The Court of Appeal wrongly upends a routine practice
“The Ontario Court of Appeal continues to do surprising and alarming things with pre-incorporation contracts… Benedetto v. 2453912 Ontario Inc., 2019 ONCA 149 … is wrong on two grounds. The first ground is based on the expectations the parties will have had in the circumstances of the case. The second ground is based on a contractual or restitutionary analysis. […]
All standard disclaimers under subsection 21(4), or subsection 14(4) of the Canada Business Corporations Act, must now be re-drafted to protect the promoter to the extent that, before this case, it was entirely reasonable for such a person to expect.”
Angela Swan of Aird Berlis disassembles (no, wrecks) the Court of Appeal’s flawed reasoning in this very odd case. It is normal for individuals, knowing that they are going to incorporate, to contract with other parties on behalf of the soon-to-be-born corporation. The parties with whom they contract know that they are, in essence, making a contract with an entity which does not, as yet, exist, but will exist and so they agree to contract with it rather than with the individual incorporator. In Benedetto the ONCA upended those expectations. It is a decision which – in addition to the two key points noted by Angela Swan – also seems to swim against the grains of normal commercial practice, commercial reasonability, and the parties’ expectations.
Benedetto also raises a rather meta issue which Ms. Swan doesn’t address in her pithy article: yet another “square circle” mandate from the Courts. The Bar is under constant pressure to make legal documents shorter, more precise, less wordy, more comprehensible… in sum, to do its best to end the days of massive documents detailing every possible contingency. At the same time courts frequently issue decisions like Benedetto where lawyers are forced, both for clarity and to protect their clients’ interests to add further and further clauses to address some new specificity demanded by the courts, and to contract for things that are already governed by statute (here, as accurately noted by Ms. Swan, s.24 of the OBCA, which already addresses this issue).

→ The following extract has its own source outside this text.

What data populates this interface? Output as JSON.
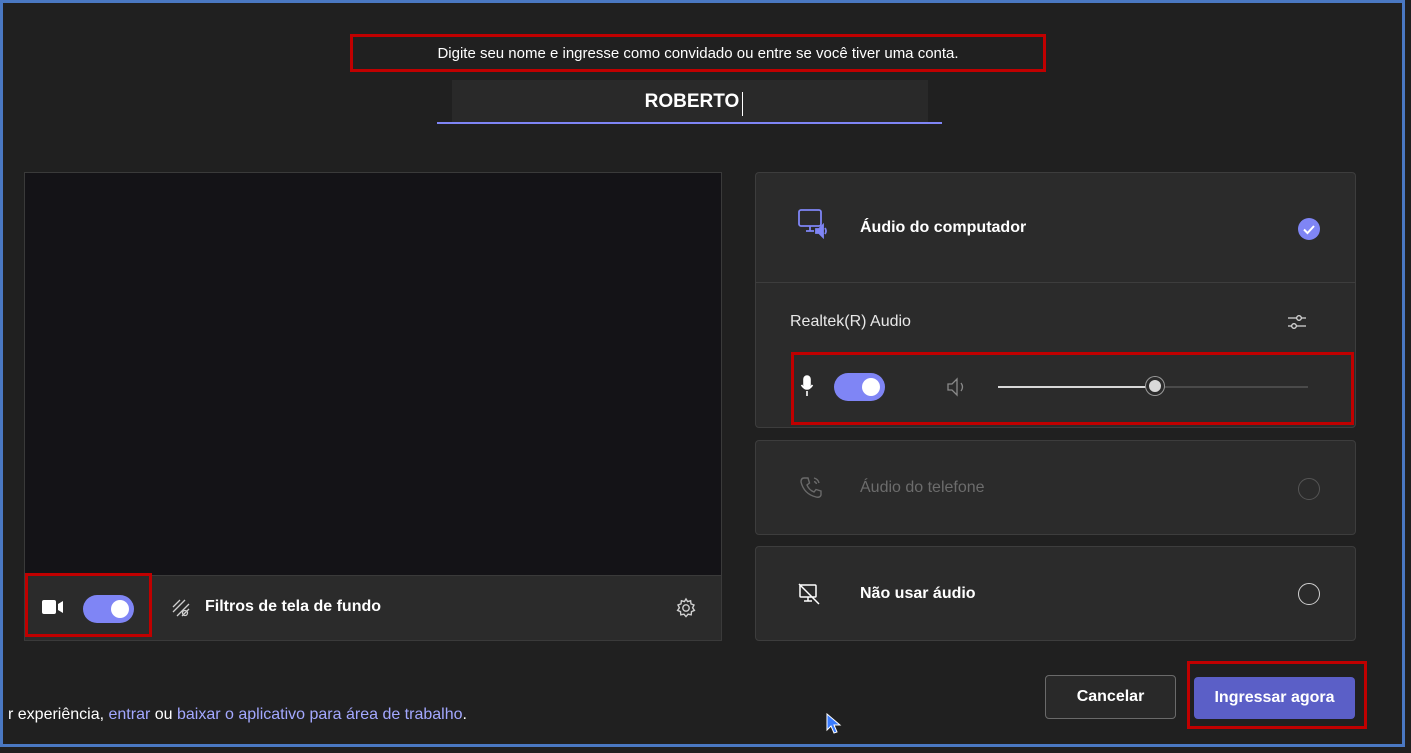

Side Note: Ms. Swan also remarks upon (in her Footnote 1) something I have noted in the Court of Appeal on summary judgment cases: the adoption of old, superseded/rejected precedent and the ignoring of more recent and/or more binding authority. See for example my 2016 blog post “A worrying case regarding summary judgment“, which examines a case where the ONCA specifically adopted its own, overturned precedent (called “Combined Air”) and pretended that the Supreme Court of Canada case (called Hryniak) overturning both that case and its fundamental reasoning didn’t even exist.
All we can hope is that the losing party before ONCA is able to obtain leave to appeal so that the Supreme Court of Canada can